The European tradition of urbanism has two main lines. The more influential has clearly addressed the "place" as the limit of architectural and urban design. We cannot conceive life without profound roots in places. The other traditional line in urbanism gravitates around the "body." Although not as influential, it suggests a different approach to modern urbanism. The perspective developed here questions what happens in between the "body" and "space". For this, the "body" is understood as a transit channel between space and the urban project.

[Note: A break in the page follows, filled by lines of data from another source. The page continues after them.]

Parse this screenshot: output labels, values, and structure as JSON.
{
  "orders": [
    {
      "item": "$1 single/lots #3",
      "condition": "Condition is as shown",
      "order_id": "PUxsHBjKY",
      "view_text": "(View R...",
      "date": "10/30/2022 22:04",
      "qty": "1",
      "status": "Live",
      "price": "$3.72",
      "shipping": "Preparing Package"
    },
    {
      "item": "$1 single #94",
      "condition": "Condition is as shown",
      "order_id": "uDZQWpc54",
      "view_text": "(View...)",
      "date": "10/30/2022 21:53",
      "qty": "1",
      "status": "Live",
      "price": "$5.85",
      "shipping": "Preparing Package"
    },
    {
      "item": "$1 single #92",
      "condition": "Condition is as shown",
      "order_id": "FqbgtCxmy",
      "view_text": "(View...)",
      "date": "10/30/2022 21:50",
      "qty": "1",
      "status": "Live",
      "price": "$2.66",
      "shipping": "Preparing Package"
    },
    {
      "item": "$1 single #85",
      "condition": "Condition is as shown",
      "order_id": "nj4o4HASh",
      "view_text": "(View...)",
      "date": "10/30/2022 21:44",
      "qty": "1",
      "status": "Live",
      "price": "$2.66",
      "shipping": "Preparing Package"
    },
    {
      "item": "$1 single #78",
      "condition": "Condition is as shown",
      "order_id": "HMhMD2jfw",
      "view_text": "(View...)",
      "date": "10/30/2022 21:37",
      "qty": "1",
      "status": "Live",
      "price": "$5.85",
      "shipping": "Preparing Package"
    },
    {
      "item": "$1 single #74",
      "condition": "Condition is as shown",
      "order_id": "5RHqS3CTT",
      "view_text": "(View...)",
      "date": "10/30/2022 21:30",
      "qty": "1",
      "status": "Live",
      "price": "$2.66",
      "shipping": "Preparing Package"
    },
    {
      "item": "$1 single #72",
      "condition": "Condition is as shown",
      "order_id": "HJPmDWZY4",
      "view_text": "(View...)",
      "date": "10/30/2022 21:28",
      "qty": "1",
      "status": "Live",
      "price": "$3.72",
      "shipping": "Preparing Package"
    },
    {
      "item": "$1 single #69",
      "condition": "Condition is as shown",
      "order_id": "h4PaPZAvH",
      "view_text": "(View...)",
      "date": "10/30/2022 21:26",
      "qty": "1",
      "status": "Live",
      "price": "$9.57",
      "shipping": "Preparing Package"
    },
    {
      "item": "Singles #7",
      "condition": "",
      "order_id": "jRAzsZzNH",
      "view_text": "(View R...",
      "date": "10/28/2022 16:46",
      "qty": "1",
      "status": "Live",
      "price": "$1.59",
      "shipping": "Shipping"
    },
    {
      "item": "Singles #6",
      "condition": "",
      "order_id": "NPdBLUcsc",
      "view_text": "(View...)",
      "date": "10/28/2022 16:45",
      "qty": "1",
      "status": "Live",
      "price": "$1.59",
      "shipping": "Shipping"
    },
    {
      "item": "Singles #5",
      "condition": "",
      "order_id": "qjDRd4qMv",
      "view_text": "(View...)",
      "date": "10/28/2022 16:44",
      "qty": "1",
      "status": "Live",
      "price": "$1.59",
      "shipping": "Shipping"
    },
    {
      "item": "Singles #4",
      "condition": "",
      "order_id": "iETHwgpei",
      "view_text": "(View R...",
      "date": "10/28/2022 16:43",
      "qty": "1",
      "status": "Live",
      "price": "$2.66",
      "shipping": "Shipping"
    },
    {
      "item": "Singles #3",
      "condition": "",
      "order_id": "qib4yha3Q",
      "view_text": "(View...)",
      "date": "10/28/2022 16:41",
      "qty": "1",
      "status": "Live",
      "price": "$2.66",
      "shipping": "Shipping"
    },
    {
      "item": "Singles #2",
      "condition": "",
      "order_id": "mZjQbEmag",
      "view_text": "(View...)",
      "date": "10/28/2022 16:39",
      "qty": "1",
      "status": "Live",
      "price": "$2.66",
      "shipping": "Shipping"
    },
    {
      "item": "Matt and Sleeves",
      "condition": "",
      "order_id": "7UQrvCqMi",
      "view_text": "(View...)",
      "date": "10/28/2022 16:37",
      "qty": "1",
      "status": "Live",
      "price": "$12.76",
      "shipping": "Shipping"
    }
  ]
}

The book unfolds a critical reading of contemporary architectural design and urbanism and criticizes concepts in which "space" using the "body." In doing so, it delves into debates of the eighties in architecture and urban planning, and their ambiguous relationship with politics.